**DATA FOR REVIEW**
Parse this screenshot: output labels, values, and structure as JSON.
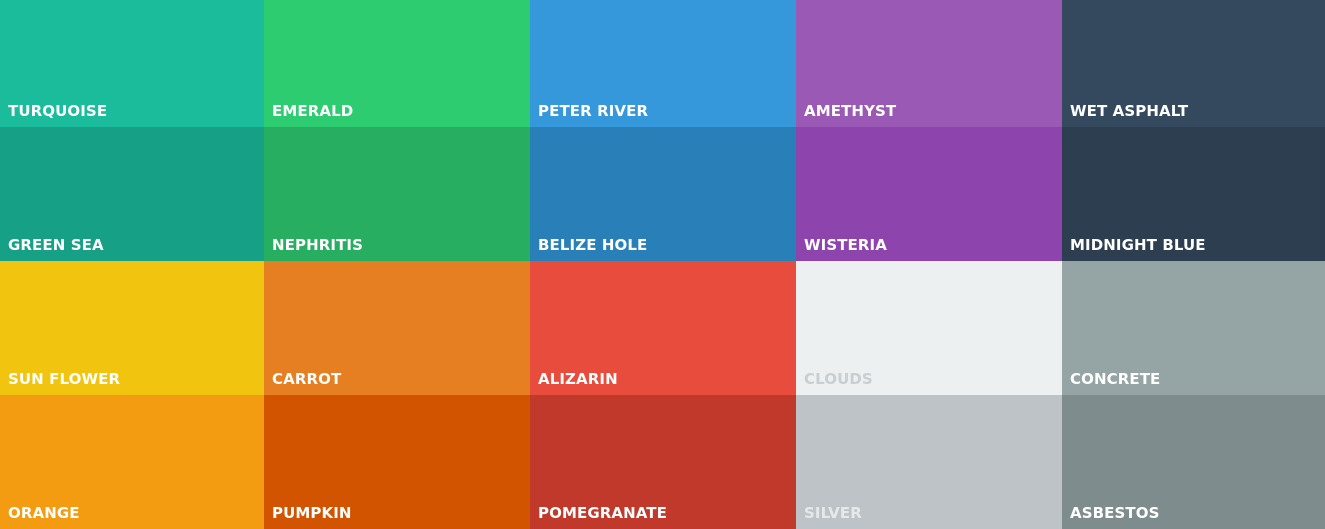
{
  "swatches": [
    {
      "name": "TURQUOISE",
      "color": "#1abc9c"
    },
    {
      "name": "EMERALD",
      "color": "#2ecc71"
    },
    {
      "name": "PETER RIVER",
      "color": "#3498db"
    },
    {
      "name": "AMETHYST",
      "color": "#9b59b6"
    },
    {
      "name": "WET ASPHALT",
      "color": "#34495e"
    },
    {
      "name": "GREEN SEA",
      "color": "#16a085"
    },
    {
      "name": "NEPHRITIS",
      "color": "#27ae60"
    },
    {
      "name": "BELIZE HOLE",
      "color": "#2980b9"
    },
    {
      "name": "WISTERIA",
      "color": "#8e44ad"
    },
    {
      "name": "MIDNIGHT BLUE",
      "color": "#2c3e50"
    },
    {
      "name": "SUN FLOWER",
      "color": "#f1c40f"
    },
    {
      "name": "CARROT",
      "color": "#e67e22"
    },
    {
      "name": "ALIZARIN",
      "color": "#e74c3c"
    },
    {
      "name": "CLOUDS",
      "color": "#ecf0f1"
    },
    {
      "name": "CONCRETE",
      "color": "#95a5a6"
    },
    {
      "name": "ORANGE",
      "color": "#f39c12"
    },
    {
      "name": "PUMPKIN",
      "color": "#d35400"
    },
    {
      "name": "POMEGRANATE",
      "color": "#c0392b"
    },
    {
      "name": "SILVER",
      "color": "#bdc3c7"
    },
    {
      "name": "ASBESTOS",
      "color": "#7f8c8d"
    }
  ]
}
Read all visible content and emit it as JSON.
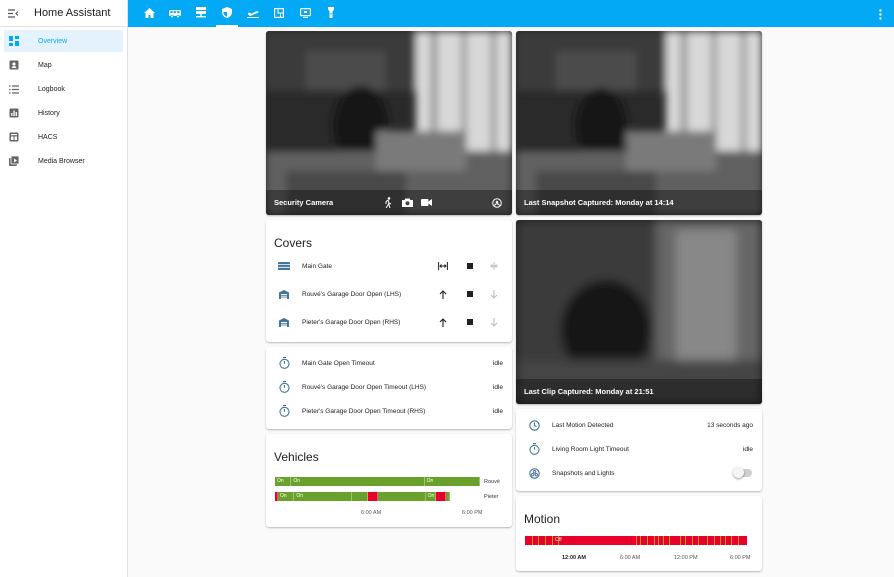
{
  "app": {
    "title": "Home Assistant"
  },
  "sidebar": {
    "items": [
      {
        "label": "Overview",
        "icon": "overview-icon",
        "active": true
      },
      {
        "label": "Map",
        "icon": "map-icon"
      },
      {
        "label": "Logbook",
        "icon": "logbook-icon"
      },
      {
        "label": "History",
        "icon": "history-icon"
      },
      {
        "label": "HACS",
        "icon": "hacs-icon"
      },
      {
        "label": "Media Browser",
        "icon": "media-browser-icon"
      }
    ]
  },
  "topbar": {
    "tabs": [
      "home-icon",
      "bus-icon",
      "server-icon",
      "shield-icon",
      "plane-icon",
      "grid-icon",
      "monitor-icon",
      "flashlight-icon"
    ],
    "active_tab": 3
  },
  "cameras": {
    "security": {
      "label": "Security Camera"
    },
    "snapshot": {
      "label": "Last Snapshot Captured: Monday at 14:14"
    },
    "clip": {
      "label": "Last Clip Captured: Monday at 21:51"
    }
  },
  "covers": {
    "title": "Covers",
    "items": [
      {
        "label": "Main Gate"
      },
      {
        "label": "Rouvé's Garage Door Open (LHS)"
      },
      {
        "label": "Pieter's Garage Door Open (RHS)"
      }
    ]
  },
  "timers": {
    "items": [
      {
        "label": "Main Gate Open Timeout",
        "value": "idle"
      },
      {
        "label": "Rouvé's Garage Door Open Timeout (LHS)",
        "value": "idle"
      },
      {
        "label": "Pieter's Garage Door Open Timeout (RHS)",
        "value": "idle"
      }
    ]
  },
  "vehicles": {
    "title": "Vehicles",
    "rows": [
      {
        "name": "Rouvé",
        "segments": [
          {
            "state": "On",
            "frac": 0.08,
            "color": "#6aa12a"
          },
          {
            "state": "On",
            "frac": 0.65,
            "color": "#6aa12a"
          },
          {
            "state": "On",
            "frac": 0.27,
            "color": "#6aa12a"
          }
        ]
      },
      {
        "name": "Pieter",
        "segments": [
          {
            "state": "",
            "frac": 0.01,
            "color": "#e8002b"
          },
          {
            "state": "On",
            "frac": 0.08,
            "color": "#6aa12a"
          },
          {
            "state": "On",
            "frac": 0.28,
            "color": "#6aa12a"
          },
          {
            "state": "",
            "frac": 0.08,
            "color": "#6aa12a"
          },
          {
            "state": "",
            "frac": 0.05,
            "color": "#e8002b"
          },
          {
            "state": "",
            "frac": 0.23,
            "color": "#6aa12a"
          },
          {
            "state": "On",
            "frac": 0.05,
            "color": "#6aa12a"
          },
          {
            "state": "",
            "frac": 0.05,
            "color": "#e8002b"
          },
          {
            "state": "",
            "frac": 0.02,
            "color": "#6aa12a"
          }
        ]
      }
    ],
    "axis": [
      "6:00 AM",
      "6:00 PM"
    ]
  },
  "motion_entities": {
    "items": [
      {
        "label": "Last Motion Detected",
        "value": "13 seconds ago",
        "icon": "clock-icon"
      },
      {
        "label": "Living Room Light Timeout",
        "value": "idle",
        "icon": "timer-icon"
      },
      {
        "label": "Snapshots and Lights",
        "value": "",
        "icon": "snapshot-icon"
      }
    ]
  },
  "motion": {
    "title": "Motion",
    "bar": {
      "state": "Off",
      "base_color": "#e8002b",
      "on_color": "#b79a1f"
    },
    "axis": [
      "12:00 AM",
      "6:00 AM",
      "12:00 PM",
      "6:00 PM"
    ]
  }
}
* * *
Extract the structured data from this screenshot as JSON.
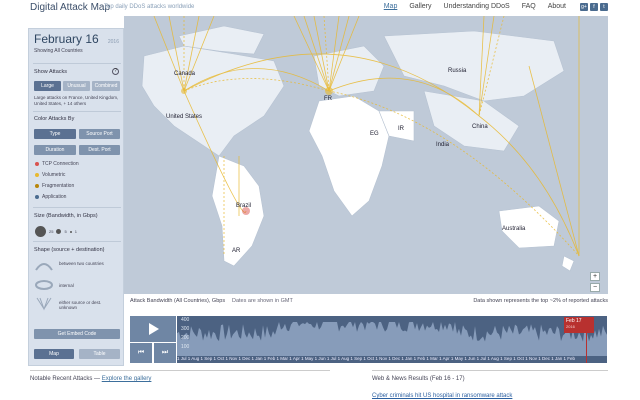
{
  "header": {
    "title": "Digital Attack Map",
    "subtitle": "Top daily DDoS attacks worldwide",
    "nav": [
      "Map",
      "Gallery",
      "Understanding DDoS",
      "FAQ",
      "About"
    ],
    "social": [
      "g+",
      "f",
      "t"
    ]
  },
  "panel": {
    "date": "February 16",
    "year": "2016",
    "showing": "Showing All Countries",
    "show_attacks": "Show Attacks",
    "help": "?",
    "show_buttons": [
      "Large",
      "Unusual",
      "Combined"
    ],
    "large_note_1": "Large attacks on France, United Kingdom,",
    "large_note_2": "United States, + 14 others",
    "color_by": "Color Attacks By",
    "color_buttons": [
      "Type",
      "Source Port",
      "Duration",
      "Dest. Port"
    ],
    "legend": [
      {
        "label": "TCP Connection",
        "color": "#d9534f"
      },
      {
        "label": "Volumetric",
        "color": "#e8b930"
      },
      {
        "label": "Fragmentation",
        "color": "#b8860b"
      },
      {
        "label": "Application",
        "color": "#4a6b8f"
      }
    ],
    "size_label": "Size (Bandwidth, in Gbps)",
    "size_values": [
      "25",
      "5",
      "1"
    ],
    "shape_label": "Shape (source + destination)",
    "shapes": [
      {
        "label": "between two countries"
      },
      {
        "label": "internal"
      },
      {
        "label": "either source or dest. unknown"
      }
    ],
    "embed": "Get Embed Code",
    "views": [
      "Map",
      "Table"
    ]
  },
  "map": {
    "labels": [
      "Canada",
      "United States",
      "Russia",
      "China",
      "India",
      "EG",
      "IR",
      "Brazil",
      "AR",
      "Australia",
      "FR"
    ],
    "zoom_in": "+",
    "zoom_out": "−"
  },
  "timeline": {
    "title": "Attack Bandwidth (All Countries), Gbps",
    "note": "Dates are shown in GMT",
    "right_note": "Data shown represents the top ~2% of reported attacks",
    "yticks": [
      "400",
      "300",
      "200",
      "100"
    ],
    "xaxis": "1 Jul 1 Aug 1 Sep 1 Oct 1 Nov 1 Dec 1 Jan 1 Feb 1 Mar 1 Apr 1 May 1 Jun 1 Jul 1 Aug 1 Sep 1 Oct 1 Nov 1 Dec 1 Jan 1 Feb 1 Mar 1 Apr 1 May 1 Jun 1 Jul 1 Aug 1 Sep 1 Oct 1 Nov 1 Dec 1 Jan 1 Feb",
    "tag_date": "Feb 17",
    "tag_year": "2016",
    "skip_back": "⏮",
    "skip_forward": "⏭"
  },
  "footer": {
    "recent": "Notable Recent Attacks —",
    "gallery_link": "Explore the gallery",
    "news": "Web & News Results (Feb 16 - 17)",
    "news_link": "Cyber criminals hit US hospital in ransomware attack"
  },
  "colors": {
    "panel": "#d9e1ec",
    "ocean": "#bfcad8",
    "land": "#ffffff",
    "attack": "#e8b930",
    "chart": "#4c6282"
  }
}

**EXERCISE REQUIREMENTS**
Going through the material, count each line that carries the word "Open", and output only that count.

**SOLVED PROBLEM**
5